There has been broad agreement across governments for a significant amount of time that it is essential to have equal representation of women in all walks of public life. The benefits of doing so are clear: women bring issues to the table that otherwise may get left behind and equal representation enhances democratic legitimacy. The electorate will be much more confident in democratic processes if they see themselves reflected back in them.
Despite consensus on the issue, the latest count showed that just 32% of all councilors in the UK are women. This is not just a problem in local government; women are being marginalised from power across politics and public life. But local government is particularly important – not only is it seen as a step into Parliament, but most importantly, it is at this very local level where many decisions about day-to-day service provision are made. It is so important to ensure that women’s views are represented in these decision-making processes.
I was inspired last week when Catherine West, Labour Leader of Islington Council, was named ‘Leader of the Year’ at the LGiU C’llr Achievement Awards. But the sad fact is that there aren’t that many Catherine’s in local government: high profile, female, Labour council leaders. In fact, across the country and political spectrum, women are sadly lacking in council leadership positions. Women make up just 12% of council leaders in the UK, and this has decreased since 2007/08. Labour must do more to get more women into leadership positions in local government. Not just because it is the right thing to do and will lead to better council decisions, but also because it could help us increase our appeal with women at the ballot box.
We have to acknowledge that Labour has done a lot of work to ensure that women have equal access to politics and elected office – particularly in Parliament. All Women Shortlists are a fantastic example of where Labour has led the way in getting women into Parliament. But we can’t neglect local government and the Party has to go much further in encouraging women to stand and supporting existing women councillors to ensure that they can remain in elected office.
We know that the level of allowances paid to councillors acts as a barrier to becoming and remaining in post. Clive Betts has done some excellent work with the CLG Select Committee recently looking at how to tackle this. But as he has rightly pointed out, few councillors would vote for higher allowances for themselves due to the public controversy that this would cause. Despite this, Labour must continue to advocate for adequate remuneration of councillors.
If Labour returns to government we must reverse the decision around pension schemes. The Government’s recent move to exclude councillors from joining or accruing further benefits under the Local Government Pension Scheme will be a barrier, particularly to women who may not have other paid employment or pension schemes, from being councillors.
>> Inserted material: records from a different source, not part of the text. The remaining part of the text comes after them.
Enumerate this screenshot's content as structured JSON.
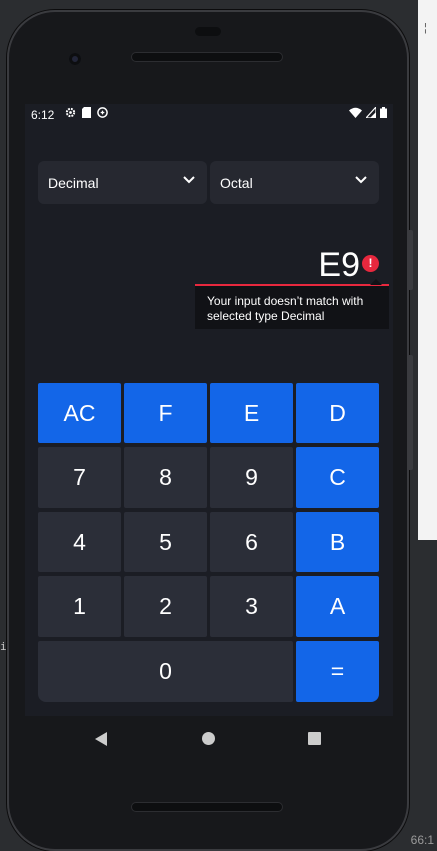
{
  "status_bar": {
    "time": "6:12",
    "left_icons": [
      "gear-icon",
      "sd-card-icon",
      "sync-icon"
    ],
    "right_icons": [
      "wifi-icon",
      "signal-icon",
      "battery-icon"
    ]
  },
  "converter": {
    "from_type": "Decimal",
    "to_type": "Octal",
    "input_value": "E9",
    "error_message": "Your input doesn’t match with selected type  Decimal",
    "error_color": "#e8283e",
    "accent_color": "#1366e8"
  },
  "keypad": {
    "keys": [
      "AC",
      "F",
      "E",
      "D",
      "7",
      "8",
      "9",
      "C",
      "4",
      "5",
      "6",
      "B",
      "1",
      "2",
      "3",
      "A",
      "0",
      "="
    ]
  },
  "ide": {
    "status_text": "66:1"
  }
}
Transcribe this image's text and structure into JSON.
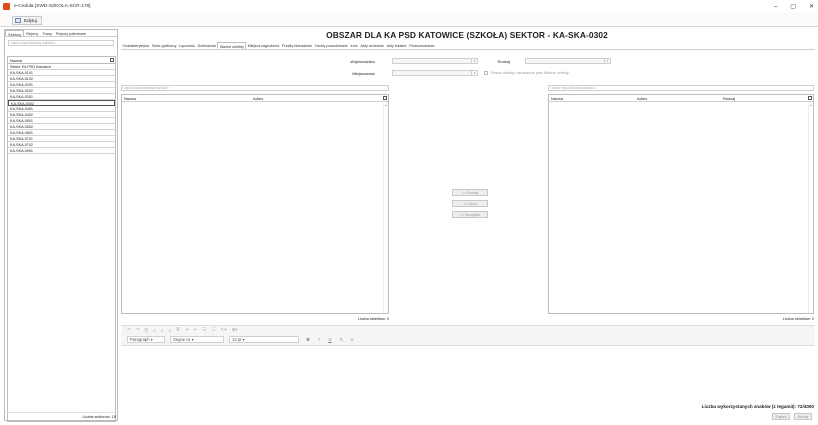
{
  "window": {
    "title": "e-Cedula [SWD-SZKOLA-SCR-178]",
    "controls": [
      "–",
      "▢",
      "✕"
    ]
  },
  "ribbon": {
    "button_label": "Edytuj"
  },
  "left_panel": {
    "tabs": [
      "Sektory",
      "Rejony",
      "Trasy",
      "Rejony patrolowe"
    ],
    "search_placeholder": "<wpisz wyszukiwany wartość>",
    "column_header": "Nazwa",
    "rows": [
      "Sektor KA PSD Katowice",
      "KA-SKA-0101",
      "KA-SKA-0102",
      "KA-SKA-0201",
      "KA-SKA-0202",
      "KA-SKA-0301",
      "KA-SKA-0302",
      "KA-SKA-0401",
      "KA-SKA-0402",
      "KA-SKA-0501",
      "KA-SKA-0502",
      "KA-SKA-0601",
      "KA-SKA-0701",
      "KA-SKA-0702",
      "KA-SKA-0901"
    ],
    "selected_row": "KA-SKA-0302",
    "footer": "Liczba sektorów: 15"
  },
  "main": {
    "title": "OBSZAR DLA KA PSD KATOWICE (SZKOŁA) SEKTOR - KA-SKA-0302",
    "tabs": [
      "Charakterystyka",
      "Szkic graficzny",
      "Łączność",
      "Dzielnicowi",
      "Ważne obiekty",
      "Miejsca zagrożenia",
      "Punkty blokadowe",
      "Osoby poszukiwane",
      "Inne",
      "Akty centralne",
      "Akty lokalne",
      "Podsumowanie"
    ],
    "active_tab": "Ważne obiekty",
    "filters": {
      "wojewodztwo_label": "Województwo",
      "miejscowosc_label": "Miejscowość",
      "rodzaj_label": "Rodzaj",
      "checkbox_label": "Pokaż obiekty, oznaczone jako Ważne obiekty"
    },
    "left_grid": {
      "search_placeholder": "<wpisz wyszukiwaną wartość>",
      "headers": [
        "Nazwa",
        "Adres"
      ],
      "count": "Liczba obiektów: 0"
    },
    "right_grid": {
      "search_placeholder": "<wpisz wyszukiwaną wartość>",
      "headers": [
        "Nazwa",
        "Adres",
        "Rodzaj"
      ],
      "count": "Liczba obiektów: 0"
    },
    "move_buttons": [
      "<< Powiąż",
      "<< Usuń",
      "<< Wszystko"
    ]
  },
  "editor": {
    "toolbar_icons": [
      "undo-icon",
      "redo-icon",
      "paste-icon",
      "align-left-icon",
      "align-center-icon",
      "align-right-icon",
      "justify-icon",
      "indent-icon",
      "outdent-icon",
      "bullets-icon",
      "numbering-icon",
      "highlight-icon",
      "table-icon"
    ],
    "paragraph_style": "Paragraph",
    "font_name": "Segoe UI",
    "font_size": "12 pt",
    "format_buttons": [
      "B",
      "I",
      "U",
      "T̶",
      "A"
    ],
    "char_count": "Liczba wykorzystanych znaków (z tegamiI): 72/4000"
  },
  "footer_buttons": [
    "Zapisz",
    "Anuluj"
  ]
}
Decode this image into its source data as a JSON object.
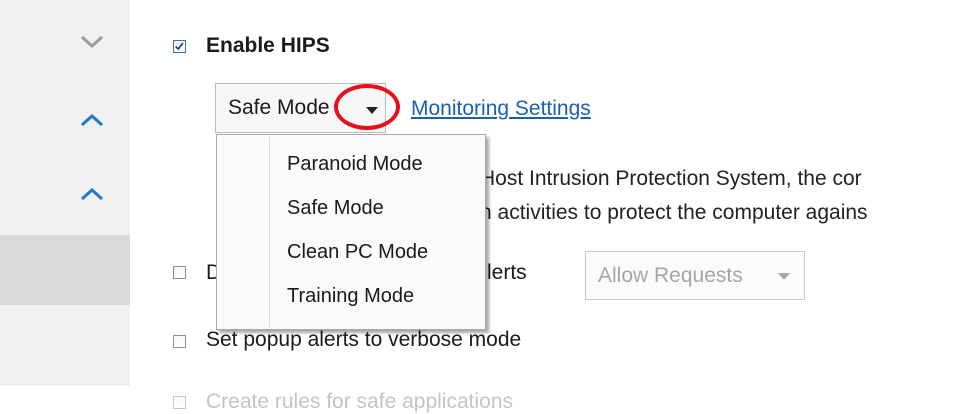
{
  "sidebar": {
    "items": [
      {
        "icon": "chevron-down-icon",
        "color": "#9a9a9a"
      },
      {
        "icon": "chevron-up-icon",
        "color": "#1f78c8"
      },
      {
        "icon": "chevron-up-icon",
        "color": "#1f78c8"
      },
      {
        "icon": "",
        "selected": true
      }
    ]
  },
  "hips": {
    "enable_label": "Enable HIPS",
    "enabled": true,
    "mode_value": "Safe Mode",
    "monitoring_link": "Monitoring Settings"
  },
  "mode_dropdown": {
    "options": [
      "Paranoid Mode",
      "Safe Mode",
      "Clean PC Mode",
      "Training Mode"
    ]
  },
  "description": {
    "line1": "Host Intrusion Protection System, the cor",
    "line2": "n activities to protect the computer agains"
  },
  "alerts": {
    "label_left": "D",
    "label_right": "lerts",
    "select_value": "Allow Requests"
  },
  "verbose": {
    "label": "Set popup alerts to verbose mode"
  },
  "safe_apps": {
    "label": "Create rules for safe applications"
  },
  "colors": {
    "accent": "#1f78c8",
    "link": "#1a5fb4",
    "highlight": "#e8101a"
  }
}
We also need to look at how being a councilor can be more flexible and fit much more easily alongside family life and employment. The time commitment involved in being a councilor is significant; council meetings, group meetings, scrutiny/planning/licensing committees, community events, casework, campaigning and canvassing could all very easily add up to more than a full time job and it is unrealistic to expect that someone with a full time job and a family could fit this all in. This is particularly difficult for women, who too often have more childcare and family caring responsibilities.
Labour groups need to look at how responsibilities can be shared more effectively, the times that meetings take place and how these can fit more flexibly into modern living. Council crèche facilities, support with casework and bureaucracy and more flexibility in how decision-making processes take place could help with this. Ideas such as councillor job-share, FaceTime meetings and virtual surgeries may sound radical now, but these are the sort of measures that Labour groups could consider for the future.
As well as supporting existing women councillors, we also need to encourage more women to stand. Groups like the Labour Women’s Network and schemes such as the Fabian Women’s mentoring are fantastic initiatives – but they tend to have a bias towards getting women into Parliament. These, or new schemes, could be set up by the Party to focus on getting women into local government.
Local parties need to start using innovative means to encourage women to stand. We already have rules about the ratio of men/women that can stand in ward elections but local parties should be given the freedoms to have All Women Shortlists for council selections in areas where women are scarce. Rules around how long you have to be a party member before you can stand should be made flexible, to accommodate women candidates. Finally, local parties need to actively target potential women candidates from local campaign and community groups – people who are not yet members (but could be) to join and stand.
On International Women’s Day, a day when the world comes together to celebrate the achievements of women, we also need to acknowledge that we still have some way to go. Women are not equally represented in public life, particularly in politics, and we need to keep fighting for women’s equality. The measures I outline above could be a start in getting more women into local government, and I look forward to a time when women councillors and council leaders are the many, not the few.
Laura Wilkes is a Policy Manager at Local Government Information Unit. She writes here in a personal capacity